- **STUDY MATERIAL**:
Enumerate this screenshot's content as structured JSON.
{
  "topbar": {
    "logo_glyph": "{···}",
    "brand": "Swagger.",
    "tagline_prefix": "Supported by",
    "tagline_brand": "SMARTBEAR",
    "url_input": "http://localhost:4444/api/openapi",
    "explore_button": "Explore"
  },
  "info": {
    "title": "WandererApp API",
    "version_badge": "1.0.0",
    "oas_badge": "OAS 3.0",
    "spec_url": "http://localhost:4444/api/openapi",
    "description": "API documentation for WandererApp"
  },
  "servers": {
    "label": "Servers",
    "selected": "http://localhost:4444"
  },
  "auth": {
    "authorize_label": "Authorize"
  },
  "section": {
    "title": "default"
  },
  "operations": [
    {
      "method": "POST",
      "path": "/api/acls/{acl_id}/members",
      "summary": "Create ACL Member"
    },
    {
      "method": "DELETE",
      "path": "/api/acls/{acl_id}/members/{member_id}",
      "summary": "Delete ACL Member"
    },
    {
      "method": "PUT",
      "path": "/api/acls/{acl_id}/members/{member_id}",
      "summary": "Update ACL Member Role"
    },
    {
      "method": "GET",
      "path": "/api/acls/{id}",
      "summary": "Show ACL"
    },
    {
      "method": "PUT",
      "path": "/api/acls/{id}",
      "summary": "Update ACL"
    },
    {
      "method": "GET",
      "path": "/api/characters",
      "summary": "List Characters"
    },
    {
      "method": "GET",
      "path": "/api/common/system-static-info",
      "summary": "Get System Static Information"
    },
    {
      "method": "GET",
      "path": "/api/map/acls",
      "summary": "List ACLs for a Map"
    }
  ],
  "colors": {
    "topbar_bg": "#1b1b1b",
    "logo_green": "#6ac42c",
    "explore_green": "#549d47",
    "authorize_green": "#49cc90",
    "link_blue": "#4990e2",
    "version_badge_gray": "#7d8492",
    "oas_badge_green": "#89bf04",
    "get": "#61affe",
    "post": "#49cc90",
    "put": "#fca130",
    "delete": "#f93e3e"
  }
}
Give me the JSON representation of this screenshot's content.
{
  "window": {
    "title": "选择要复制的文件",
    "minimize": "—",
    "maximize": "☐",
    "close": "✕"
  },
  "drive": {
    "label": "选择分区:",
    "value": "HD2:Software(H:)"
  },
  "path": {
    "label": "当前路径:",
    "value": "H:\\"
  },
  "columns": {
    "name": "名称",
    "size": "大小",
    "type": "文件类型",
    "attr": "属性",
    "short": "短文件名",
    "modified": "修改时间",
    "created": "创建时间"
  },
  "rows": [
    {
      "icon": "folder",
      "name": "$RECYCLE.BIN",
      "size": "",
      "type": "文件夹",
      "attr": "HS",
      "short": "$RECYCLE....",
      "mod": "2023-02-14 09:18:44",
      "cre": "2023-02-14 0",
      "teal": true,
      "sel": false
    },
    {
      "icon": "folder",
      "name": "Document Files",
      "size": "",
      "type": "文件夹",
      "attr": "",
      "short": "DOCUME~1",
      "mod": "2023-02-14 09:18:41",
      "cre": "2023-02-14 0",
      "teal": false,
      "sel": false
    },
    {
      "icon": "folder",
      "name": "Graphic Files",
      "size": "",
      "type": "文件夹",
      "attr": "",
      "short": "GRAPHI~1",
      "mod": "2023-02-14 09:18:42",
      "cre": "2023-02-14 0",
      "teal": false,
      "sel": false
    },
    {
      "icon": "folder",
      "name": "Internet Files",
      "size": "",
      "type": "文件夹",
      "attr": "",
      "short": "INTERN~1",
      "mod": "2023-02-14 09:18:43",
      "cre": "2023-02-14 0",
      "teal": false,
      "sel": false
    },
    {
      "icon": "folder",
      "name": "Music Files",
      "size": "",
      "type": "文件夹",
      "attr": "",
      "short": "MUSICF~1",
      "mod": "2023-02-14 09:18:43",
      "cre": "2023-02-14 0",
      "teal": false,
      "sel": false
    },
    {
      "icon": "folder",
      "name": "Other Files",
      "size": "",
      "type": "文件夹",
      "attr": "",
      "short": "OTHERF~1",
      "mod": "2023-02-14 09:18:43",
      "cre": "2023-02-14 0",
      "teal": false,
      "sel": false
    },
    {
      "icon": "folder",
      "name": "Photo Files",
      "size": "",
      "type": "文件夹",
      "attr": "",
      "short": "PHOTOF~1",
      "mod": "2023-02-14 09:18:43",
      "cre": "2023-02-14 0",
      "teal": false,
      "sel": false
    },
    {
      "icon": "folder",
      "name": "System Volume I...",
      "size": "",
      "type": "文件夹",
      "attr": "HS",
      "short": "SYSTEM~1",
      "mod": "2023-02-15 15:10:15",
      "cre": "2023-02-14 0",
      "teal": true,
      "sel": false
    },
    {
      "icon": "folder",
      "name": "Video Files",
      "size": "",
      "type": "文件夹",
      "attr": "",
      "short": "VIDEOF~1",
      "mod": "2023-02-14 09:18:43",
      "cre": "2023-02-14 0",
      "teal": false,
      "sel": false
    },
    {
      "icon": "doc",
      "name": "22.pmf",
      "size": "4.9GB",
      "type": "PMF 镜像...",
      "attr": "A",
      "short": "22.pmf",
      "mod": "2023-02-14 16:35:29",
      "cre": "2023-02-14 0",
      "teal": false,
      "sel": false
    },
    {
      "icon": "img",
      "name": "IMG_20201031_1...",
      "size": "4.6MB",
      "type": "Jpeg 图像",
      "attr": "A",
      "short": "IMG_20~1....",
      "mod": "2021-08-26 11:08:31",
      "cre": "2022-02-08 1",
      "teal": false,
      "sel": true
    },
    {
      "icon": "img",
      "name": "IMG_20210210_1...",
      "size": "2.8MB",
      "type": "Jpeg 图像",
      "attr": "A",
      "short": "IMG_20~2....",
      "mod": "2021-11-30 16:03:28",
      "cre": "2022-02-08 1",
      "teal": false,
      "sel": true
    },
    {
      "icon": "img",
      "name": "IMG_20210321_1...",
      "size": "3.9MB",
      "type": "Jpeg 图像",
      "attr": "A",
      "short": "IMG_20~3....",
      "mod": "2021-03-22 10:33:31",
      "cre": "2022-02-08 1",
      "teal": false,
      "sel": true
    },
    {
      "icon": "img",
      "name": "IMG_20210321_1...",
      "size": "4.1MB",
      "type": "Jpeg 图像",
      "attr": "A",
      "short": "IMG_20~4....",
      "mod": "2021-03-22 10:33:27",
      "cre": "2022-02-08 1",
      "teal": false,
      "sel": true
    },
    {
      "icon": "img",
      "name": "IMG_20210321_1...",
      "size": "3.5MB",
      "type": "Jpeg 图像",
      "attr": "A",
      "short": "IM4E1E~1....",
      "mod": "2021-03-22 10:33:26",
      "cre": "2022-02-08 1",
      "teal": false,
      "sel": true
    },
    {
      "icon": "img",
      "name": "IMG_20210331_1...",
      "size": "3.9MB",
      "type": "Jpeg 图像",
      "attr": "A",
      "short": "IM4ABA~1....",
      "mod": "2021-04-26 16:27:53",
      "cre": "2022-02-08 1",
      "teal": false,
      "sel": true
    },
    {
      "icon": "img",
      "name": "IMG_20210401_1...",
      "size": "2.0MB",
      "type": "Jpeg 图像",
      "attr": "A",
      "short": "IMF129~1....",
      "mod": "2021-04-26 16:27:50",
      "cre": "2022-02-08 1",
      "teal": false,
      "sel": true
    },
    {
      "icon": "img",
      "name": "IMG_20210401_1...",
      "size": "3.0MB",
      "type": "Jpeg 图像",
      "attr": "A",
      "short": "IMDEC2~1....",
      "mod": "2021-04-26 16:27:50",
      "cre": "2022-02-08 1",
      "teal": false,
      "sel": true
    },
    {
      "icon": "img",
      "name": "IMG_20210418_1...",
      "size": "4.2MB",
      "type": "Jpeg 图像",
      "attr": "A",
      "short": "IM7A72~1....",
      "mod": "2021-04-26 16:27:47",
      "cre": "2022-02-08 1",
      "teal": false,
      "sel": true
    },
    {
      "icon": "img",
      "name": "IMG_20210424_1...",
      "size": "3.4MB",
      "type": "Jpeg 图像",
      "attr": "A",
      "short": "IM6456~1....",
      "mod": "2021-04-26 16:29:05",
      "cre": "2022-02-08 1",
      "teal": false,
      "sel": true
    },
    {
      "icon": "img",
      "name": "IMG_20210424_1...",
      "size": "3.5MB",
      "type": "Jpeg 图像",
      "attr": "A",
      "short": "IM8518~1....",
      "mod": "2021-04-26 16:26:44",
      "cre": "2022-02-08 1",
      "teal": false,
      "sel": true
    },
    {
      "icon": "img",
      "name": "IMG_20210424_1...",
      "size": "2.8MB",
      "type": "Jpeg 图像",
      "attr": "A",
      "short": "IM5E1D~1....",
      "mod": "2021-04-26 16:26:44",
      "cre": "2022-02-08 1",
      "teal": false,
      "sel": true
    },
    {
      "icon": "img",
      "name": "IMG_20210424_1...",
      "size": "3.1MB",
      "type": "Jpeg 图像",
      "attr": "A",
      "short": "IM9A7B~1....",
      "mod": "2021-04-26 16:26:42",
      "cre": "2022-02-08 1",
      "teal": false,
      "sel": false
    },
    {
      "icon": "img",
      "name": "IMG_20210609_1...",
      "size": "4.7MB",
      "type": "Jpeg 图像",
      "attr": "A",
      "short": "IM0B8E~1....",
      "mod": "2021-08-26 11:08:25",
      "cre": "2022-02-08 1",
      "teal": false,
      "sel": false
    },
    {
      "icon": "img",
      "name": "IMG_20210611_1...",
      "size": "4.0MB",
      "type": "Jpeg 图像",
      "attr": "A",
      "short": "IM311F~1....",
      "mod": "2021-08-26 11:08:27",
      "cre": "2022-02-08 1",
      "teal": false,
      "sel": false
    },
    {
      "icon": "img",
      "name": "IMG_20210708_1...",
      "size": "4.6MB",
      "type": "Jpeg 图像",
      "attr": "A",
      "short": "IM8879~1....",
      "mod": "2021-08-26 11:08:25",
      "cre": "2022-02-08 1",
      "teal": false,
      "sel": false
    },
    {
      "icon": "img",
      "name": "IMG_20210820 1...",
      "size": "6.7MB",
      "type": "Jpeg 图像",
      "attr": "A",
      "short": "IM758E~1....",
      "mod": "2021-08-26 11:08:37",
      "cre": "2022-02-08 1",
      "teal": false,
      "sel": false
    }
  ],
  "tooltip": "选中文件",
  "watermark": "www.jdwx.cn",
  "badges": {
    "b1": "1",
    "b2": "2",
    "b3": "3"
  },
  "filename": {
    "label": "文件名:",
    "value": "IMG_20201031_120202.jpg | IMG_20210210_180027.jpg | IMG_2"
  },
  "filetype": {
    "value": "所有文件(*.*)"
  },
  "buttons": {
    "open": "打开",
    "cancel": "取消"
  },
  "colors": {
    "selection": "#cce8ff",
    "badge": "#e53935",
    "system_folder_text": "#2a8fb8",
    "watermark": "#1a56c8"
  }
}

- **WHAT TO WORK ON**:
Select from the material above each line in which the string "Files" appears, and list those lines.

- **YOUR SOLUTION**:
      "name": "Document Files",
      "name": "Graphic Files",
      "name": "Internet Files",
      "name": "Music Files",
      "name": "Other Files",
      "name": "Photo Files",
      "name": "Video Files",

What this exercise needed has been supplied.